Since the first pair of tiny hands clutched one, the teddy bear has been a symbol of comfort to children. Operation Bobbi Bear, a human rights organization that assists sexually abused children in Amanzimtoti, KwaZulu-Natal, South Africa, has taken the solace of the teddy bear to new heights. The “Bobbi Bear” (a stuffed, canvas-covered toy bear) is used as a non-threatening means for children who have experienced sexual abuse to communicate the nature of the abuse.
When children come into Operation Bobbi Bear’s care, their medical needs are assessed and addressed; then, they sit with a counselor who gives them a Bobbi Bear and a pen and asks them to indicate by drawing on the bear, using words and pictures, what happened to them and where. Children who may not yet have the experience or words to articulate the scope of their trauma are able to indicate, with the help of the bear, the extent of their trauma.
This unobtrusive method crosses language barriers and prevents secondary trauma at the point of rescue (by allowing the children to communicate without verbally reliving the incident). It provides the criminal justice system and caregiver with a better understanding of what events transpired, enabling the initiation of appropriate health interventions (including for HIV/AIDS) as needed. After the children mark them up, the bears are kept safe so they can be used in legal investigations in lieu of the child having to appear in court or give testimony about personal and painful experiences in public in front of strangers.
Operation Bobbi Bear’s approach allows even the youngest of survivors to fully share what occurred to them, ensuring that the most appropriate and total medical care can be administered and heightening the chances that the perpetrator will be caught and prosecuted.

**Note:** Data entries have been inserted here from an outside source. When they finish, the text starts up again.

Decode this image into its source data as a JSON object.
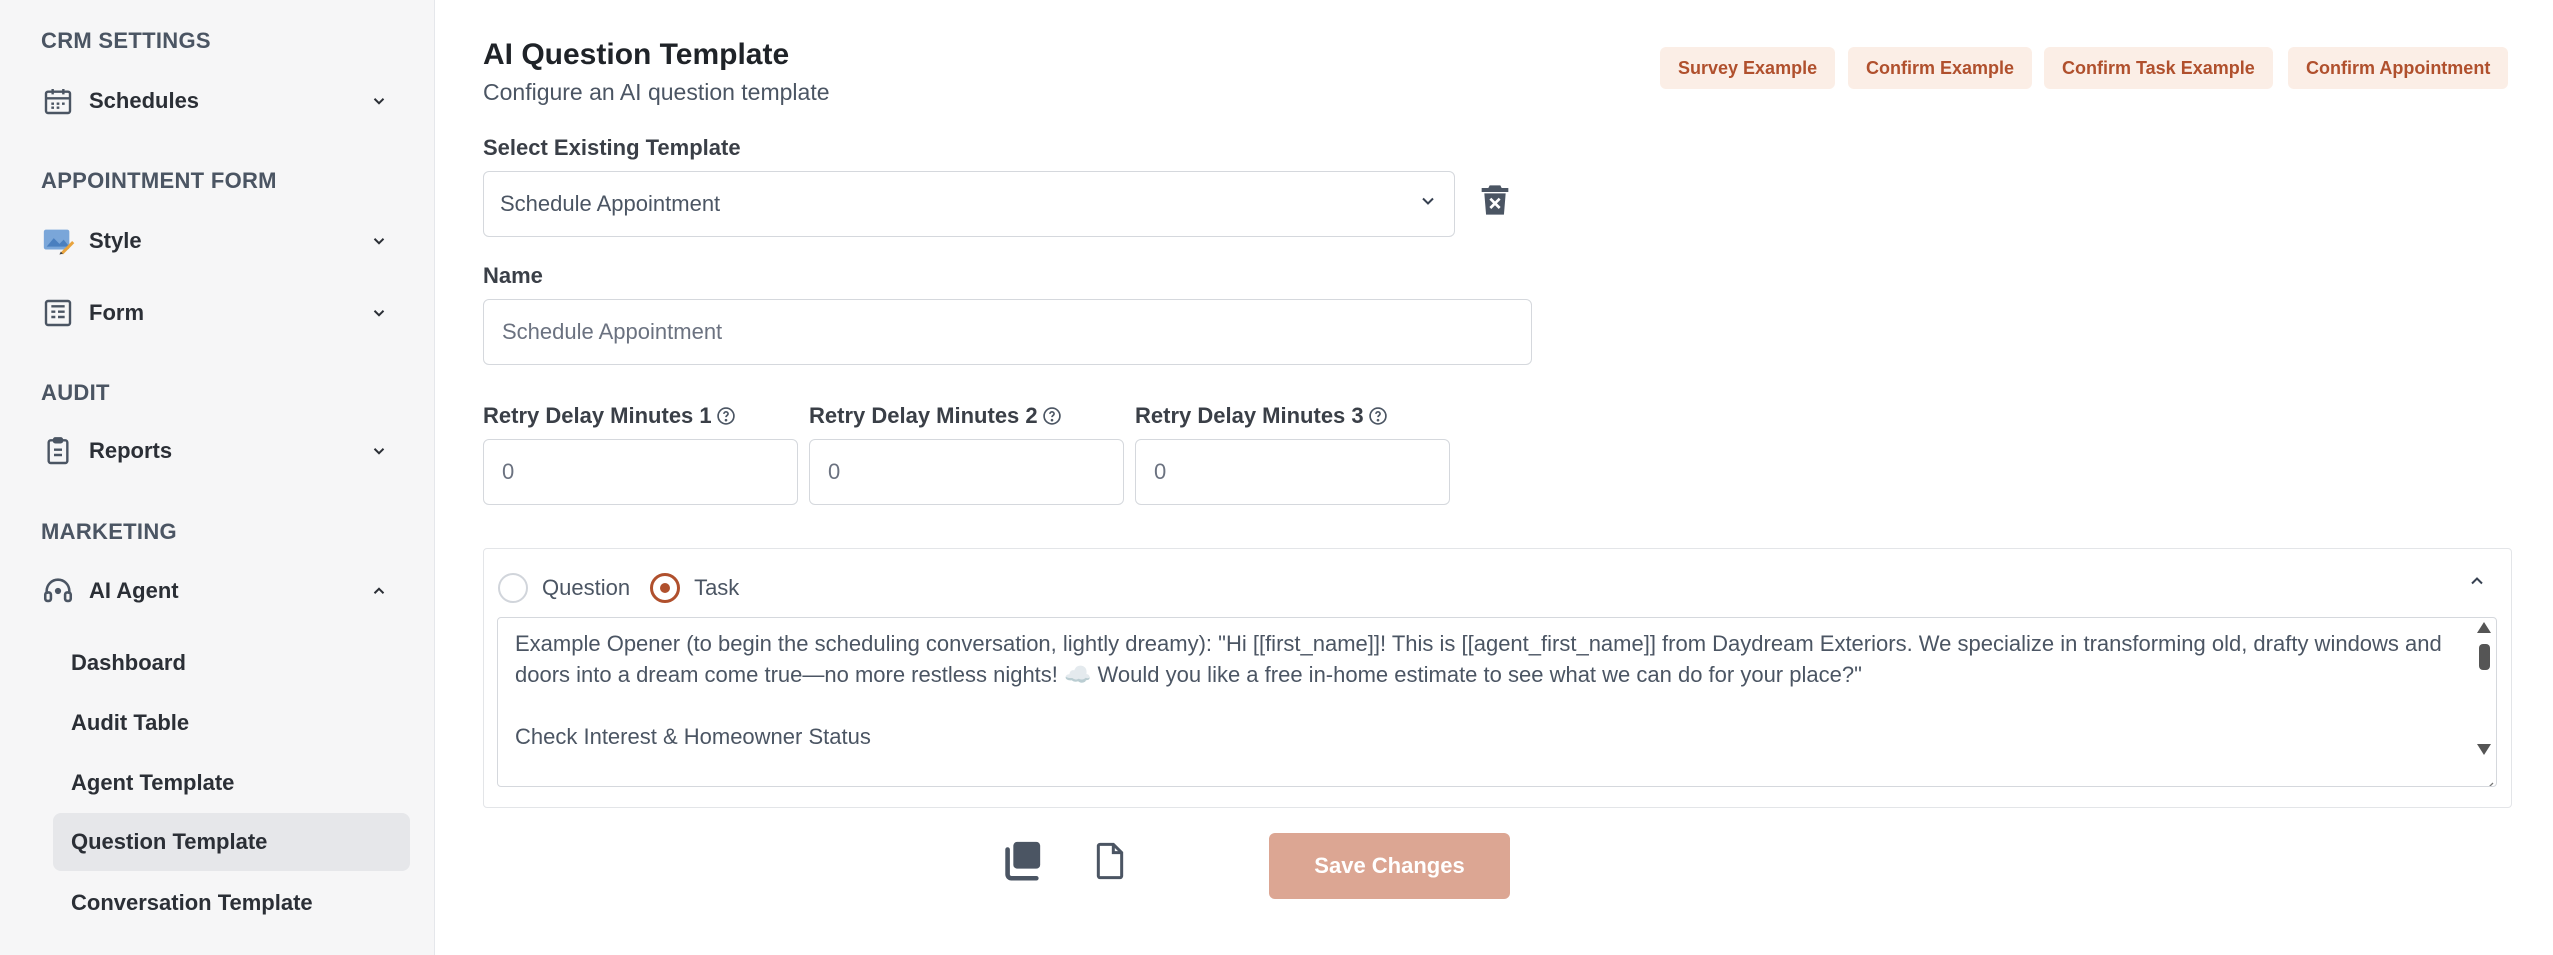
{
  "sidebar": {
    "sections": [
      {
        "heading": "CRM SETTINGS"
      },
      {
        "heading": "APPOINTMENT FORM"
      },
      {
        "heading": "AUDIT"
      },
      {
        "heading": "MARKETING"
      }
    ],
    "items": {
      "schedules": "Schedules",
      "style": "Style",
      "form": "Form",
      "reports": "Reports",
      "ai_agent": "AI Agent"
    },
    "ai_agent_sub": [
      "Dashboard",
      "Audit Table",
      "Agent Template",
      "Question Template",
      "Conversation Template"
    ],
    "active_sub": "Question Template"
  },
  "header": {
    "title": "AI Question Template",
    "subtitle": "Configure an AI question template",
    "examples": [
      "Survey Example",
      "Confirm Example",
      "Confirm Task Example",
      "Confirm Appointment"
    ]
  },
  "form": {
    "select_label": "Select Existing Template",
    "select_value": "Schedule Appointment",
    "name_label": "Name",
    "name_value": "Schedule Appointment",
    "retry1_label": "Retry Delay Minutes 1",
    "retry1_value": "0",
    "retry2_label": "Retry Delay Minutes 2",
    "retry2_value": "0",
    "retry3_label": "Retry Delay Minutes 3",
    "retry3_value": "0",
    "type_options": [
      "Question",
      "Task"
    ],
    "type_selected": "Task",
    "content_line1": "Example Opener (to begin the scheduling conversation, lightly dreamy): \"Hi [[first_name]]! This is [[agent_first_name]] from Daydream Exteriors. We specialize in transforming old, drafty windows and doors into a dream come true—no more restless nights! ☁️ Would you like a free in-home estimate to see what we can do for your place?\"",
    "content_line2": "Check Interest & Homeowner Status",
    "save_label": "Save Changes"
  },
  "colors": {
    "accent": "#b0502d",
    "accent_soft": "#fbeee6",
    "save_disabled": "#dca693",
    "sidebar_bg": "#f6f6f7"
  }
}
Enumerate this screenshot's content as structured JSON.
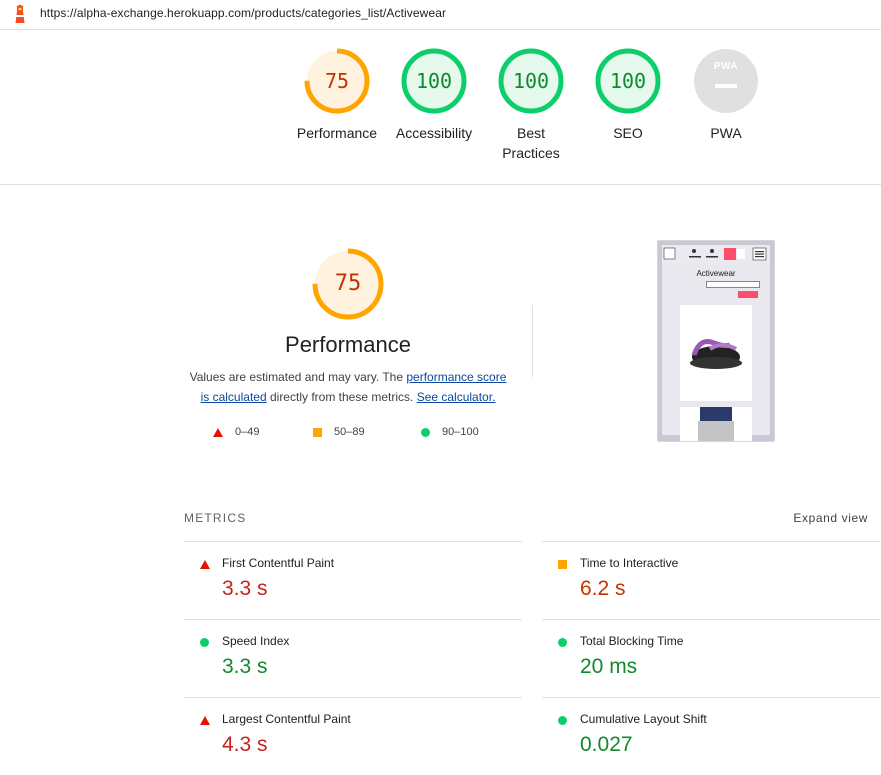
{
  "browser": {
    "url": "https://alpha-exchange.herokuapp.com/products/categories_list/Activewear",
    "logo_icon": "lighthouse-icon"
  },
  "colors": {
    "fail": "#eb0f00",
    "average": "#ffa400",
    "pass": "#0cce6b",
    "link": "#0d47a1"
  },
  "summary": [
    {
      "label": "Performance",
      "score": "75",
      "rating": "average"
    },
    {
      "label": "Accessibility",
      "score": "100",
      "rating": "pass"
    },
    {
      "label": "Best Practices",
      "score": "100",
      "rating": "pass"
    },
    {
      "label": "SEO",
      "score": "100",
      "rating": "pass"
    },
    {
      "label": "PWA",
      "score": "PWA",
      "rating": "na"
    }
  ],
  "performance": {
    "score": "75",
    "score_fraction": 0.75,
    "title": "Performance",
    "desc_prefix": "Values are estimated and may vary. The ",
    "link1": "performance score is calculated",
    "desc_mid": " directly from these metrics. ",
    "link2": "See calculator.",
    "legend": [
      {
        "shape": "triangle",
        "range": "0–49"
      },
      {
        "shape": "square",
        "range": "50–89"
      },
      {
        "shape": "circle",
        "range": "90–100"
      }
    ],
    "screenshot": {
      "page_title": "Activewear"
    }
  },
  "metrics": {
    "header": "METRICS",
    "expand": "Expand view",
    "items": [
      {
        "name": "First Contentful Paint",
        "value": "3.3 s",
        "rating": "fail"
      },
      {
        "name": "Time to Interactive",
        "value": "6.2 s",
        "rating": "average"
      },
      {
        "name": "Speed Index",
        "value": "3.3 s",
        "rating": "pass"
      },
      {
        "name": "Total Blocking Time",
        "value": "20 ms",
        "rating": "pass"
      },
      {
        "name": "Largest Contentful Paint",
        "value": "4.3 s",
        "rating": "fail"
      },
      {
        "name": "Cumulative Layout Shift",
        "value": "0.027",
        "rating": "pass"
      }
    ]
  }
}
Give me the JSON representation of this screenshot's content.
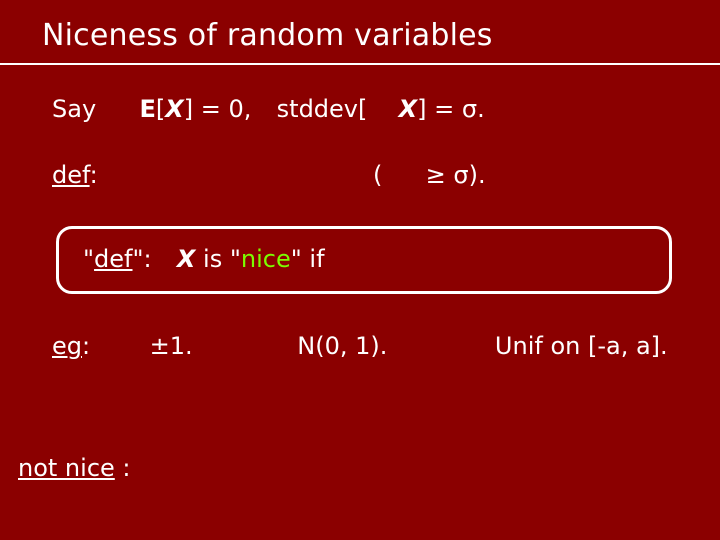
{
  "title": "Niceness of random variables",
  "line1": {
    "say": "Say",
    "ex": "E",
    "lb": "[",
    "X": "X",
    "eq0": "] = 0,",
    "stddev": "stddev[",
    "X2": "X",
    "eqsigma": "] = σ."
  },
  "line2": {
    "def": "def",
    "colon": ":",
    "paren": "(",
    "ge": "≥ σ)."
  },
  "box": {
    "q1": "\"",
    "def": "def",
    "q2": "\":",
    "X": "X",
    "is": " is \"",
    "nice": "nice",
    "end": "\" if"
  },
  "eg": {
    "eg": "eg",
    "colon": ":",
    "pm": "±1.",
    "n01": "N(0, 1).",
    "unif": "Unif on [-a, a]."
  },
  "notnice": {
    "label": "not nice",
    "colon": ":"
  }
}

In South Africa, reported cases of child sexual abuse have increased by 400 percent in the past eight to nine years, which is a sign of huge progress (and doesn’t necessarily mean that there are more children being abused–but there are definitely more families and children getting help!) Over the past year, Bobbi Bear has increased the number of children rescued by 300 percent. Since 2008, it has reached 10,000 children, made 400 court appearances in support of abused children and linked 2,000 survivors of abuse to HIV/AIDS clinics. In KwaZulu-Natal, it is estimated that 51 percent of adults ages 16-45 are living with HIV. Since this is the perpetrator age group for sexual abuse, child survivors of sexual abuse are at heightened risk for contracting HIV.
To support their work or learn more: www.bobbibear.org.za
The Bear Truth: photos provided by Bobbi Bear